A. The world of traditional art forms is fast shrinking and this is especially true in the case of musical instruments. Music and musical instruments represent the intricacies of both tangible and intangible heritage. Modernity, combined with the need for ease of playing, has led to the death of many traditional instruments. In such a scenario, documenting and celebrating master musicians and craftspersons who are associated with rare musical instruments is the need of the hour.
Q. Was doing research on rare instruments challenging?
A. Since this book focuses on rare musical instruments such as the Taus, Nafiri and Sarinda, to begin with, it was a challenge locating musicians and instrument-makers associated with these instruments. It was also a challenge in certain cases to find someone who, besides being a talented exponent, could also communicate well about the nuances of the art form and its allied professions.

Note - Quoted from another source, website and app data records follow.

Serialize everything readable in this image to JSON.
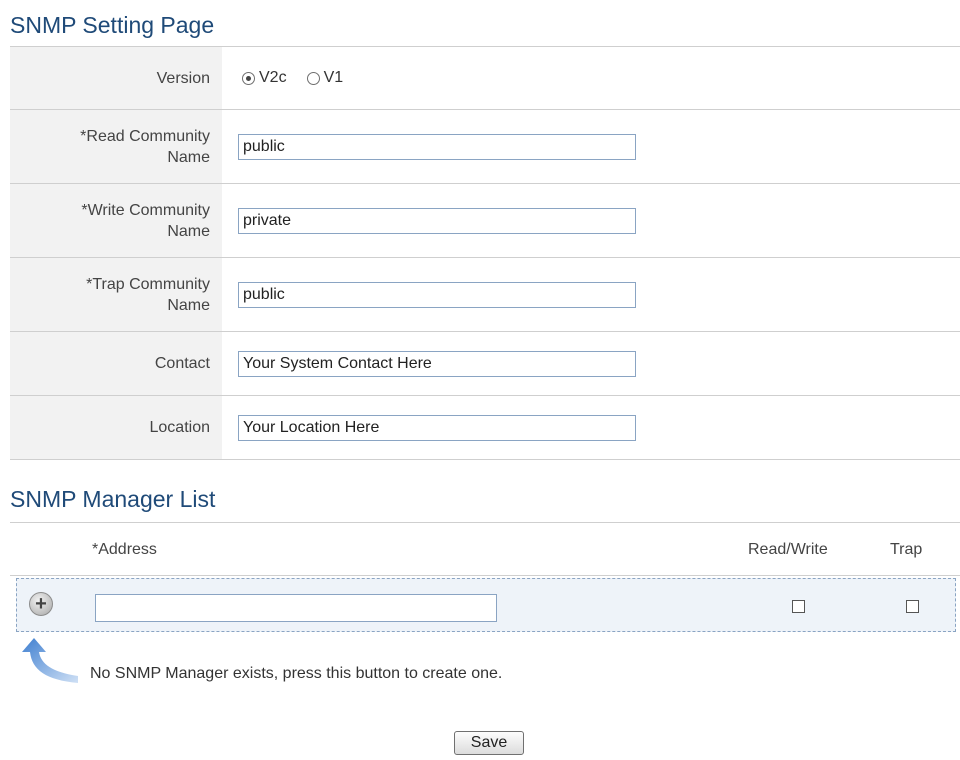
{
  "page_title": "SNMP Setting Page",
  "settings": {
    "version": {
      "label": "Version",
      "options": [
        "V2c",
        "V1"
      ],
      "selected": "V2c"
    },
    "read_community": {
      "label_line1": "*Read Community",
      "label_line2": "Name",
      "value": "public"
    },
    "write_community": {
      "label_line1": "*Write Community",
      "label_line2": "Name",
      "value": "private"
    },
    "trap_community": {
      "label_line1": "*Trap Community",
      "label_line2": "Name",
      "value": "public"
    },
    "contact": {
      "label": "Contact",
      "value": "Your System Contact Here"
    },
    "location": {
      "label": "Location",
      "value": "Your Location Here"
    }
  },
  "manager_list": {
    "title": "SNMP Manager List",
    "headers": {
      "address": "*Address",
      "read_write": "Read/Write",
      "trap": "Trap"
    },
    "new_row": {
      "address": "",
      "read_write": false,
      "trap": false
    },
    "hint": "No SNMP Manager exists, press this button to create one.",
    "add_icon": "plus-circle-icon"
  },
  "save_label": "Save",
  "colors": {
    "title": "#1f4a78",
    "label_bg": "#f2f2f2",
    "row_bg": "#eef3f9",
    "arrow": "#5f93d3"
  }
}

Luckily, the musicians and instrument-makers I met were forthcoming in sharing their knowledge with me.
Q. This is your fourth book. Are you trying to build a body of work with connections between each book?
A. While each of my books stands on its own, two of my books – Prominent Hindu Deities: Myths & Meanings and Abodes of the Sun God – are on religion. The other two, Haveli Sangeet and Music in the Bylanes, are on lesser known musical traditions.

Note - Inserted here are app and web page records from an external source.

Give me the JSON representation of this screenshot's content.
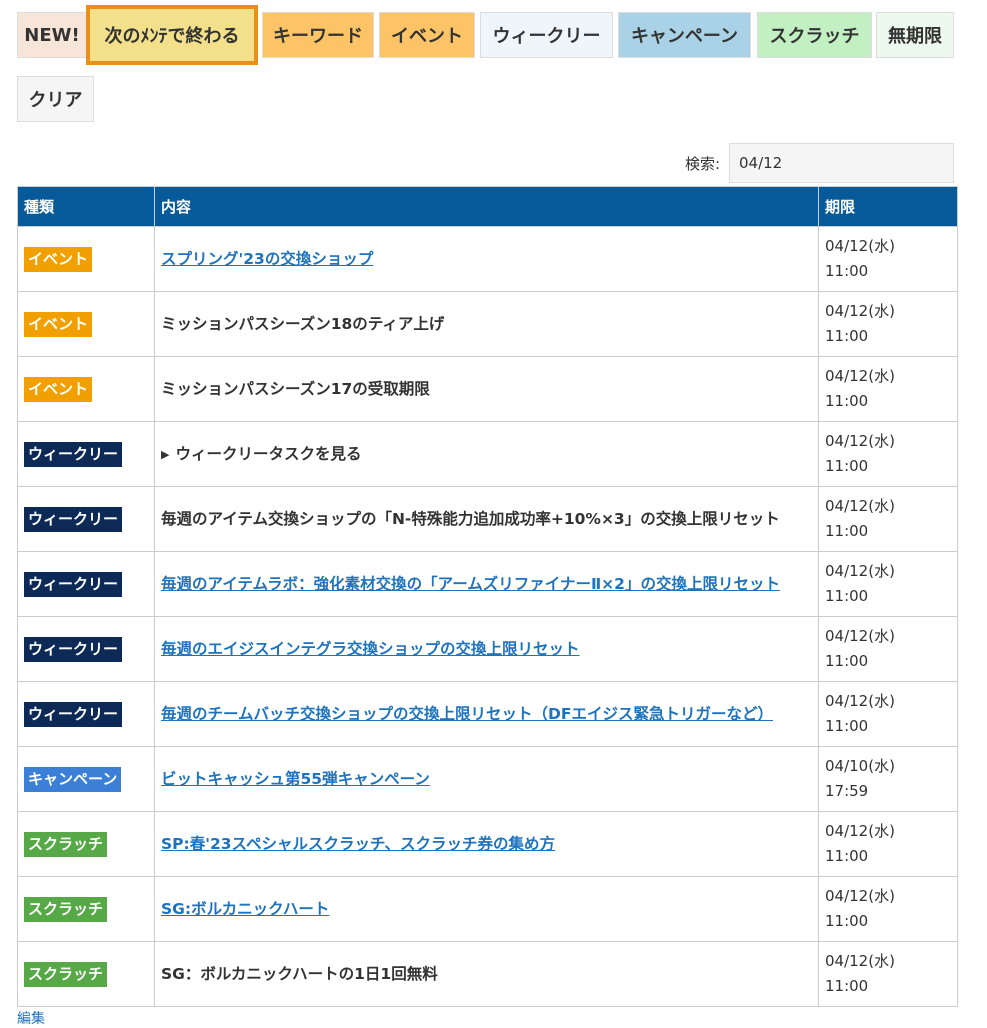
{
  "filters": [
    {
      "label": "NEW!",
      "bg": "#f7e5da",
      "active": false
    },
    {
      "label": "次のﾒﾝﾃで終わる",
      "bg": "#f3e08a",
      "active": true
    },
    {
      "label": "キーワード",
      "bg": "#fcc466",
      "active": false
    },
    {
      "label": "イベント",
      "bg": "#fcc466",
      "active": false
    },
    {
      "label": "ウィークリー",
      "bg": "#eef5fb",
      "active": false
    },
    {
      "label": "キャンペーン",
      "bg": "#aad2e6",
      "active": false
    },
    {
      "label": "スクラッチ",
      "bg": "#c3f0c3",
      "active": false
    },
    {
      "label": "無期限",
      "bg": "#edf8ee",
      "active": false
    },
    {
      "label": "クリア",
      "bg": "#f5f5f5",
      "active": false
    }
  ],
  "search": {
    "label": "検索:",
    "value": "04/12"
  },
  "table": {
    "headers": {
      "type": "種類",
      "content": "内容",
      "deadline": "期限"
    },
    "rows": [
      {
        "category": "イベント",
        "category_key": "event",
        "content": "スプリング'23の交換ショップ",
        "is_link": true,
        "has_toggle": false,
        "date": "04/12(水)",
        "time": "11:00"
      },
      {
        "category": "イベント",
        "category_key": "event",
        "content": "ミッションパスシーズン18のティア上げ",
        "is_link": false,
        "has_toggle": false,
        "date": "04/12(水)",
        "time": "11:00"
      },
      {
        "category": "イベント",
        "category_key": "event",
        "content": "ミッションパスシーズン17の受取期限",
        "is_link": false,
        "has_toggle": false,
        "date": "04/12(水)",
        "time": "11:00"
      },
      {
        "category": "ウィークリー",
        "category_key": "weekly",
        "content": "ウィークリータスクを見る",
        "is_link": false,
        "has_toggle": true,
        "date": "04/12(水)",
        "time": "11:00"
      },
      {
        "category": "ウィークリー",
        "category_key": "weekly",
        "content": "毎週のアイテム交換ショップの「N-特殊能力追加成功率+10%×3」の交換上限リセット",
        "is_link": false,
        "has_toggle": false,
        "date": "04/12(水)",
        "time": "11:00"
      },
      {
        "category": "ウィークリー",
        "category_key": "weekly",
        "content": "毎週のアイテムラボ：強化素材交換の「アームズリファイナーⅡ×2」の交換上限リセット",
        "is_link": true,
        "has_toggle": false,
        "date": "04/12(水)",
        "time": "11:00"
      },
      {
        "category": "ウィークリー",
        "category_key": "weekly",
        "content": "毎週のエイジスインテグラ交換ショップの交換上限リセット",
        "is_link": true,
        "has_toggle": false,
        "date": "04/12(水)",
        "time": "11:00"
      },
      {
        "category": "ウィークリー",
        "category_key": "weekly",
        "content": "毎週のチームバッチ交換ショップの交換上限リセット（DFエイジス緊急トリガーなど）",
        "is_link": true,
        "has_toggle": false,
        "date": "04/12(水)",
        "time": "11:00"
      },
      {
        "category": "キャンペーン",
        "category_key": "campaign",
        "content": "ビットキャッシュ第55弾キャンペーン",
        "is_link": true,
        "has_toggle": false,
        "date": "04/10(水)",
        "time": "17:59"
      },
      {
        "category": "スクラッチ",
        "category_key": "scratch",
        "content": "SP:春'23スペシャルスクラッチ、スクラッチ券の集め方",
        "is_link": true,
        "has_toggle": false,
        "date": "04/12(水)",
        "time": "11:00"
      },
      {
        "category": "スクラッチ",
        "category_key": "scratch",
        "content": "SG:ボルカニックハート",
        "is_link": true,
        "has_toggle": false,
        "date": "04/12(水)",
        "time": "11:00"
      },
      {
        "category": "スクラッチ",
        "category_key": "scratch",
        "content": "SG：ボルカニックハートの1日1回無料",
        "is_link": false,
        "has_toggle": false,
        "date": "04/12(水)",
        "time": "11:00"
      }
    ]
  },
  "footer": {
    "link_label": "編集"
  }
}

Q. Take us through your literary journey.
A. Writing is both a job and a passion for me. And my literary journey is a reflection of my journey as an individual. I believe that variety makes life interesting. Writing news is very different from writing a short story and writing on music is different from writing on mass media. I have, so far, experimented with various genres – from journalism to mystery story to historical fiction to writing on rare musical traditions. I have published more than one thousand articles in newspapers and magazines, and several research papers on mass media in academic journals. My first book, Prominent Hindu Deities: Myths & Meanings, found mention in Encyclopedia of Hinduism. My second book, Haveli Sangeet, won the Golden Book Award and the IIWA Woman Writer of the Year title. My third book, Abodes of the Sun God, won the Non-Fiction Author of the year in 2022. My first short story, The Charioteer, was one of the winners at a national-level creative writing competition; so was my fifth short story, The Lord of Avanti. My thesis, on other hand, was on advertising in India.
Q. How would you describe your writing process?
A. I believe that a writer writes for herself first and then for others. Writing is documenting your experiences, imagination and sentiments. Originality is the key to good and ethical writing. Informed readers appreciate original work. I feel writing is like making sugar candy; keep boiling until you have distilled the nuggets that captures the flavour you want. This also means that writing is a skill that needs practice. Writing for me is more than a vehicle for communicating ideas, it exposes the gaps between my knowledge and literary logic, pushing me to articulate my assumptions while considering counterarguments. I hope my writing process sharpens my thinking process too. At a practical level, my writing process starts with observation, which leads to idea.
The next step is research – both physical and academic. Research is the most important step towards writing. For my books, I take up both academic and physical research. For instance, for my book, Haveli Sangeet, I visited various places across the country, met and interviewed artistes and also read a number of books and even visited museums. It took me almost a year to do this research. My family collection of thousands of books comes handy during my research. Usually, I do not write more than two drafts; editing and proof-reading are very important. Finally, writing is also a journey – physical, emotional and intellectual.